Of course, if your daddy works for the company then that’s your first port of call, ask him to buy you a pony as well. But for the majority, you’re probably wondering how the devil you’re going to go about such a task. Let’s break it down:
1. Who you gonna call?
- Contrary to popular belief, NOT The Ghostbusters. Aim for Partners, Directors, Senior Managers and Senior Consultants. Preferably 1-2+ years in the company. Ideally in the service area you’re applying to. This way you can also ask about trends and gather market info you can use on the application and even in interviews to really impress.
2. How do you find this person?
- Try the company website first, they often list main contacts and senior types aligned to services. Some firms have directories on their main site as well with direct lines! Bingo.
- Failing this, try Linked in. For the uninitiated, this is a professional networking site, like facebook but for business people. Set up a profile and search for people by company and keywords just like facebook stalking. Your results may be limited at first as your network will be small – try to enlarge it, not with pills, but by connecting to open networkers and me. Also check out this useful site: useful site. And this useful article for a more dialed down bit of info: useful article. Paul Zag also has some great info about increasing your network in a specific industry here. (I think you’ve got enough reading material now – nice bit of spoon feeding there)
3. How do you get hold of them?
- If you know the name but not the direct dial, call through the main office switchboard number and ask to speak to them. Practice that calm authoritative telephone voice – something between Gordon Gecko and Barry White maybe.
- If it’s impossible to get through or you’re hitting voicemail, ask for an email address as a last resort. Some will not give this out, in which case you might be able to guess it as many companies have standard formats.
- Send a message through linked in. You’re likely not going to be able to use inmail, so click to add the individual as a contact, explain your plight briefly and ask if he or she would be open to talking or could email you.
4. What do you say?
- Be honest. Explain you’re a grad looking to apply and wanted to learn more about the company and the service line; ask for 5 mins of their time; understand they’re extremely busy; say you would be most appreciative, it would really help. Ask some specific questions:
- I’ve read this and that but what are the best things about xyz consulting from your view personally?
- Is the culture really like this….?
- What message do you take to clients/ How do you present your services to clients/ Main unique selling points?
- What trends are you seeing?
- Be enthusiastic and impress them with your gusto and maturity. Remember, these guys want to sell their company to the cream of the future, they want people like you.
So after all that work how has this benefited me?
In conclusion, you have hopefully gathered some useful and comparatively unique information to impress on your application and potentially in an interview. You can also honestly say that you have spoken to people who have impressed you or have reinforced the information online. This equals pro-activity, enthusiasm and networking/ communication skills in itself.
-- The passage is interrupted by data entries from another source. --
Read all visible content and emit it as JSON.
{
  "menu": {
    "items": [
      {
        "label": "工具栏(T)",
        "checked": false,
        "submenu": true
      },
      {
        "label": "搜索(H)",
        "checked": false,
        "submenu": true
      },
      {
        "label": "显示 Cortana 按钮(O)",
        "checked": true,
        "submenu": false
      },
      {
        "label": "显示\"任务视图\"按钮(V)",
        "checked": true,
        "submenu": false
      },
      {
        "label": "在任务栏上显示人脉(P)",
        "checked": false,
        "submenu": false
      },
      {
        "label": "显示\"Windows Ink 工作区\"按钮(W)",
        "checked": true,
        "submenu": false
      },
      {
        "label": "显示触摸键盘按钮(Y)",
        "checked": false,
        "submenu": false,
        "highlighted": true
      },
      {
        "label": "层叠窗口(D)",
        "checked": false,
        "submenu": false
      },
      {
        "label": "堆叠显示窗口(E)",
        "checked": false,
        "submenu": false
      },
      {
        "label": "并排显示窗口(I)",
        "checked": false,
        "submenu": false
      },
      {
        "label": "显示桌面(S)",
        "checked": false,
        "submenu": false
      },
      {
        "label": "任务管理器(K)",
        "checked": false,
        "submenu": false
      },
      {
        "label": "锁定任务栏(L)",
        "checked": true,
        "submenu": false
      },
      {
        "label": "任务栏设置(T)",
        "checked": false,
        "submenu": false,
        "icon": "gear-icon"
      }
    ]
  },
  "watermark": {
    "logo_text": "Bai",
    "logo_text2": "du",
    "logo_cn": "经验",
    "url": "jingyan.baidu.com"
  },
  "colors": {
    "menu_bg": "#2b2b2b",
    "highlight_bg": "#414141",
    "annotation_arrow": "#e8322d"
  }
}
If you built a rapport with your contact, they are now a contact, maybe ask to add them on linked in, maybe mention them in an interview to impress even more (perhaps ask them first of course if they wouldn’t mind), and start networking before you’ve even stepped inside your potential future company’s offices.
Fight the graduate mentality, be pro-active and remember, ‘he who dares…..